Just days after Griffith University named Suzanne Chambers as joint-winner of a research leadership award (CMM June 20) her departure for UTS is announced. Professor Chambers will become dean of health at UTS in December. She was awarded an AO in the Queen’s Birthday honours list.
Stephen Kent from La Trobe U is the newly elected chair of the Heads of Departments and Schools of Psychology Association. His LT U colleague Cheryl Dissanayake is a new fellow of the International Society of Autism Research.
Mojtaba Bahaaddini, Bruce Hebblewhite and G Sharrock from the School of Mining Engineering at UNSW, have won journal Computers and Geotechnics outstanding paperaward for 2018, which is based on Scopus citations for the last five years. Their paper is called “Numerical investigation of the effect of joint geometrical parameters on the mechanical properties of a non-persistent jointed rock mass under uniaxial compression,” and those who understand the title can find it here.
UNSW’s engineering faculty has appointed an associate dean for equity and diversity. Lucy Marshall takes the job from a future fellowship in the university’s school of civil and environmental engineering.
Shelley Wickham from the University of Sydney has a Westpac Research Fellowship to research the nanoscale study of cells. So does Vini Gautam (ANU) who will work on neuro-prosthetics to repair brain damage. The fellowships fund researchers for two years.
UNSW has a new head of the School of Information Systems and Technology Management. Lemuria Carter joins from Virginia Commonwealth University.

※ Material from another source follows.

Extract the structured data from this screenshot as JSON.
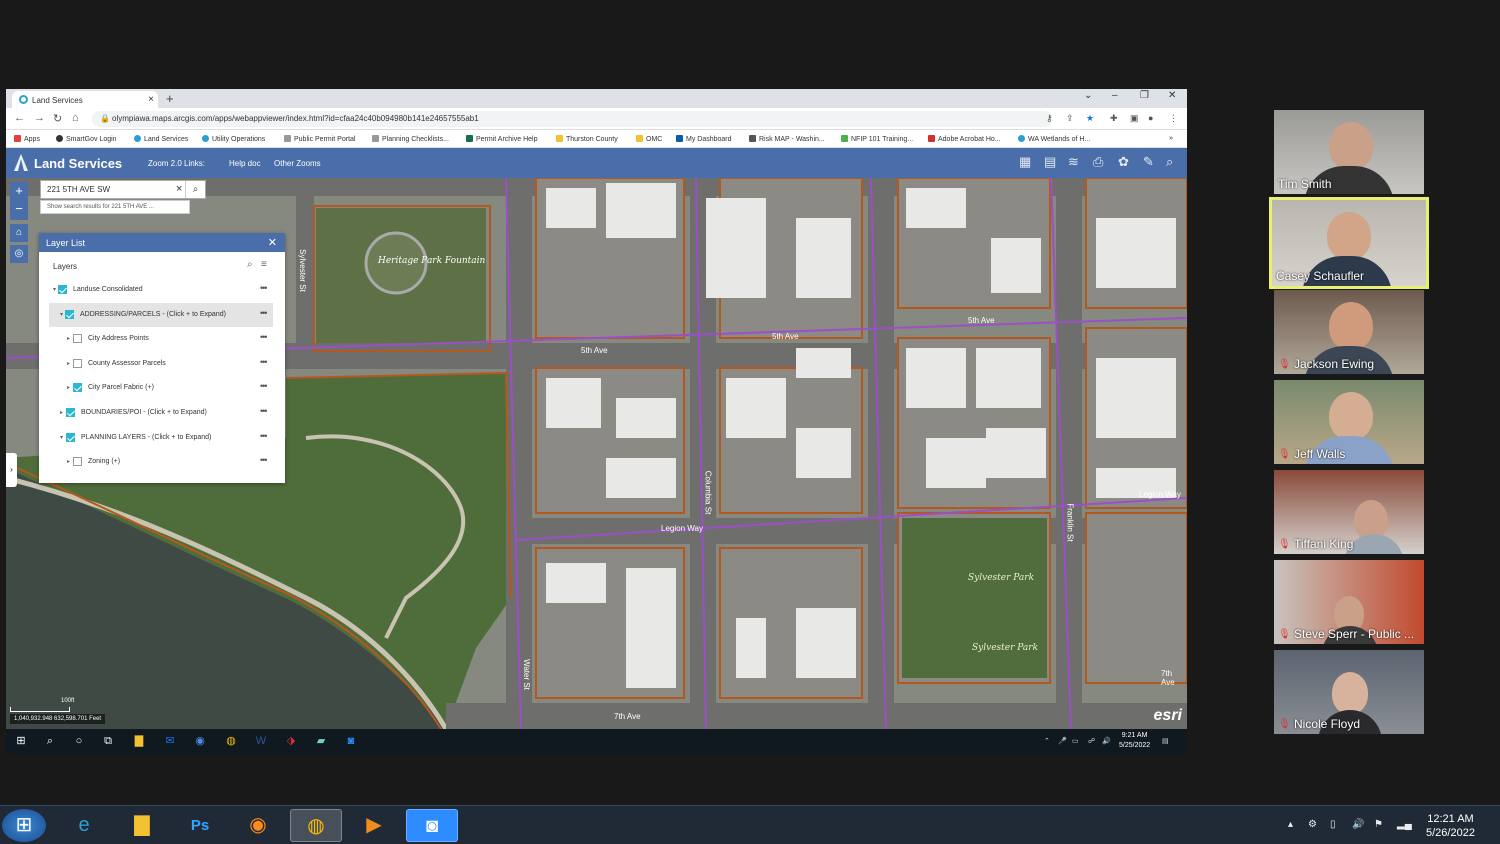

Lesley Seebeck is moving to ANU as inaugural CEO of the Cyber Institute, which will address security issues at the “intersection of people, technology, organisation, society, economics and security.” Dr Seebeck is now chief investment and advisory officer at the Commonwealth’s Digital Transformation Agency, (“to make it easy for people to deal with government.”)
Also at ANU, Catherine Bridges joins the National Security College as cyber adviser. She is seconded from PM&C.